When I started working towards my dream of being a game developer, I kept my dreams realistic. I knew not every day would be the best day of my life. I knew that I would have issues, writer's block, criticism, and so on. I have been able to keep working on something I love through all the hardships that it had to offer because I kept my expectations reasonable, and didn't romanticize my dream.
When I started RID, however, I had no idea what I was getting into. I thought that starting a company was something that would happen naturally, and in some ways it did. I started the company when it was time for me to start actually putting money into play, and when I knew it was time to hire employees. I did not, however, realize how much work was required to keep everything on the company side of things moving. Now, don't get me wrong, I love it. I love my company, and I love all of the work I have to do for it, even if I don't like dealing with some of the minutia.
So, why am I talking about this? I'm talking about this because I got the opportunity to speak to someone today who I can now honestly say I look up to. Since RID is not yet a profitable company, I have to have a second job to pay Abby (worth every penny) and to keep me afloat. So when I'm not writing games or dealing with the legalese of company bureaucracy, I work as a mission producer at an escape room. It is by far the best job I've ever had, for many reasons which I may get into in another post. Today, the CEO of our company stopped by to tell us about our new mission statement and core values. A lot of companies wouldn't bother writing new mission statements, let alone have the CEO use a great deal of his valuable time to go around to each branch, presenting the new mission to the company. It really struck a chord with me, and I feel like this is something that contributes to why the company I work for is so amazing.

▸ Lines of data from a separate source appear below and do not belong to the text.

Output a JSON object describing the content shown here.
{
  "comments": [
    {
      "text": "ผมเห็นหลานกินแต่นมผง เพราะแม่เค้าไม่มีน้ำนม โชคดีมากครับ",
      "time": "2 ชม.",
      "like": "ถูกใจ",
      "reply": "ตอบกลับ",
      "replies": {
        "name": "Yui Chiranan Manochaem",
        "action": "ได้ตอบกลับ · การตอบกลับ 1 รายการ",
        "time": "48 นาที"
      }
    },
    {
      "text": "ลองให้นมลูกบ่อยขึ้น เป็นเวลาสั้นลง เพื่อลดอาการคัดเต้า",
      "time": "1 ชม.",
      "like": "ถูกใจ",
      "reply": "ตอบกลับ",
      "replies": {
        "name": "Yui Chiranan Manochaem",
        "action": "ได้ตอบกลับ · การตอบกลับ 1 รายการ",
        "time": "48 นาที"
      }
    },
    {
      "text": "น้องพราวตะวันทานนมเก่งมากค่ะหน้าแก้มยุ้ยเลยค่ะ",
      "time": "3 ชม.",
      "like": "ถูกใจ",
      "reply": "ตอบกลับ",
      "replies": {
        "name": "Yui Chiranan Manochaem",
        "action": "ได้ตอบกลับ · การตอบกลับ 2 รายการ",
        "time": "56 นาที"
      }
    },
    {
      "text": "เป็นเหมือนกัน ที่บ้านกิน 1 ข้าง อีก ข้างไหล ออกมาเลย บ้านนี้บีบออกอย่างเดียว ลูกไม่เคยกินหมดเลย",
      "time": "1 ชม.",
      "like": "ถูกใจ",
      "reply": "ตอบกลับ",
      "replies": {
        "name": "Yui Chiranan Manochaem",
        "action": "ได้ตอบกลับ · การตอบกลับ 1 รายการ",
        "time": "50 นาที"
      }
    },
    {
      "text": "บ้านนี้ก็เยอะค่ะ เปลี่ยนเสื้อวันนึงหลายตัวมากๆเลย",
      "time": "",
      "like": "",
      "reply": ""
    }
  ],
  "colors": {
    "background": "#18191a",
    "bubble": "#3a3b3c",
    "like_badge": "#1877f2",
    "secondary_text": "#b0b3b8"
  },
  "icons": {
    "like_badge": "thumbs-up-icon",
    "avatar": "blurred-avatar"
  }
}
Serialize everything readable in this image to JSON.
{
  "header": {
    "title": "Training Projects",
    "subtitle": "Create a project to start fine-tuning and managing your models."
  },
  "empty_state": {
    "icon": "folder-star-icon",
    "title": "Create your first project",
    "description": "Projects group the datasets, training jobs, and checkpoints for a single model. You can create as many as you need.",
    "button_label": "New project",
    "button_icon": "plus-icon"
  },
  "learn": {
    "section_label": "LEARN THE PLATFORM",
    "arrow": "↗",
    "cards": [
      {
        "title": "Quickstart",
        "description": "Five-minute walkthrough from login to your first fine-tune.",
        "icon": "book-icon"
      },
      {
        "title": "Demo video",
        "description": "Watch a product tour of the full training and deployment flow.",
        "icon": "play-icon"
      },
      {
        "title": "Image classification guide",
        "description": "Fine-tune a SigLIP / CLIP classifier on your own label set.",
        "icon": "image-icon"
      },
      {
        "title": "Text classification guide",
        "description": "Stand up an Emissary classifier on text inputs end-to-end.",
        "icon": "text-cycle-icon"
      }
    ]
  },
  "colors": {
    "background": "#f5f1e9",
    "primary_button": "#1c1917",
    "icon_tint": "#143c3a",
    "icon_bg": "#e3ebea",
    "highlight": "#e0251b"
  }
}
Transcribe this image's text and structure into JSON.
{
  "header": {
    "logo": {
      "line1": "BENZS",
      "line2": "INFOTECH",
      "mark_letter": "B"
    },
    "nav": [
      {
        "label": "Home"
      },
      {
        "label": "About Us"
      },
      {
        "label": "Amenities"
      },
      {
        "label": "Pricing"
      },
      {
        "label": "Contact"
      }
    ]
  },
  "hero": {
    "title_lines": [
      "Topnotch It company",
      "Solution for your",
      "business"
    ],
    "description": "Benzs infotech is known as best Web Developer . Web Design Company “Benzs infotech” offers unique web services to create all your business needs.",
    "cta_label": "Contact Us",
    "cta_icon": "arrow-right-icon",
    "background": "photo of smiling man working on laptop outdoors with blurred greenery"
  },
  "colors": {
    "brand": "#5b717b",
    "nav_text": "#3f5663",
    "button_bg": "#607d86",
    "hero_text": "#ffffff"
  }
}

This man shows a lot of care and passion for his company, so much so that when I see it I can't help but think "I want to be like that." I want RID to have the same impact on its employees as Escape INC (name drop) has had on me. Even though we're really small right now, I believe that the company needs more of a mission than developing games. We need a purpose to why we do so. Why do we published games? If I wanted to make games for the sake of making games, I wouldn't have to go through the hassle (and believe me, there is a lot of hassle) of publishing. I publish games for a reason, and it took seeing what I saw today to really put that into perspective for me. I won't be publishing a mission statement soon, or core values soon. But I do want to write them, and I want to make sure that they align with what I believe the company's goals are in the end.